WHAT YOU ARE ASKED TO DO:
Pictures don't belong in the copy; print all the records exactly.

_ _ _ _ _

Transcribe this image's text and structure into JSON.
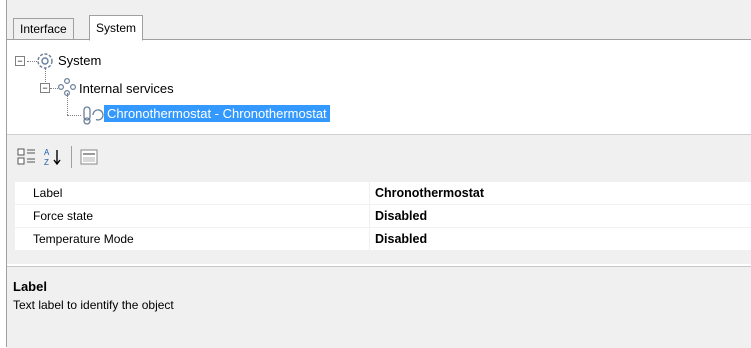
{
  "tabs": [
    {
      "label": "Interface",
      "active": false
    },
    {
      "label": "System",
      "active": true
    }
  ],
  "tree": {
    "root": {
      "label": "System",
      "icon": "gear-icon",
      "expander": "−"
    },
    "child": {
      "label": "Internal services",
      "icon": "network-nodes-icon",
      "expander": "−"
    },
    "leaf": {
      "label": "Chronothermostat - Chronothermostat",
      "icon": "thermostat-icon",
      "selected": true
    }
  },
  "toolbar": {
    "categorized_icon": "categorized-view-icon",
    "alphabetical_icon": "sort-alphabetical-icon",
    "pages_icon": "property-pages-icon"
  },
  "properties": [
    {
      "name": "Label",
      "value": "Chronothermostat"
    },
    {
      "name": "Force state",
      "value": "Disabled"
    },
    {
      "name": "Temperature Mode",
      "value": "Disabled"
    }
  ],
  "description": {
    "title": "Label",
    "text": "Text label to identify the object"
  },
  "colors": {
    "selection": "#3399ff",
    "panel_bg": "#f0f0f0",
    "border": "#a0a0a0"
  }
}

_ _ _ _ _

YOUR SOLUTION:
Transcribe this image's text and structure into JSON.
{
  "tabs": [
    {
      "label": "Interface",
      "active": false
    },
    {
      "label": "System",
      "active": true
    }
  ],
  "tree": {
    "root": {
      "label": "System",
      "icon": "gear-icon",
      "expander": "−"
    },
    "child": {
      "label": "Internal services",
      "icon": "network-nodes-icon",
      "expander": "−"
    },
    "leaf": {
      "label": "Chronothermostat - Chronothermostat",
      "icon": "thermostat-icon",
      "selected": true
    }
  },
  "toolbar": {
    "categorized_icon": "categorized-view-icon",
    "alphabetical_icon": "sort-alphabetical-icon",
    "pages_icon": "property-pages-icon"
  },
  "properties": [
    {
      "name": "Label",
      "value": "Chronothermostat"
    },
    {
      "name": "Force state",
      "value": "Disabled"
    },
    {
      "name": "Temperature Mode",
      "value": "Disabled"
    }
  ],
  "description": {
    "title": "Label",
    "text": "Text label to identify the object"
  },
  "colors": {
    "selection": "#3399ff",
    "panel_bg": "#f0f0f0",
    "border": "#a0a0a0"
  }
}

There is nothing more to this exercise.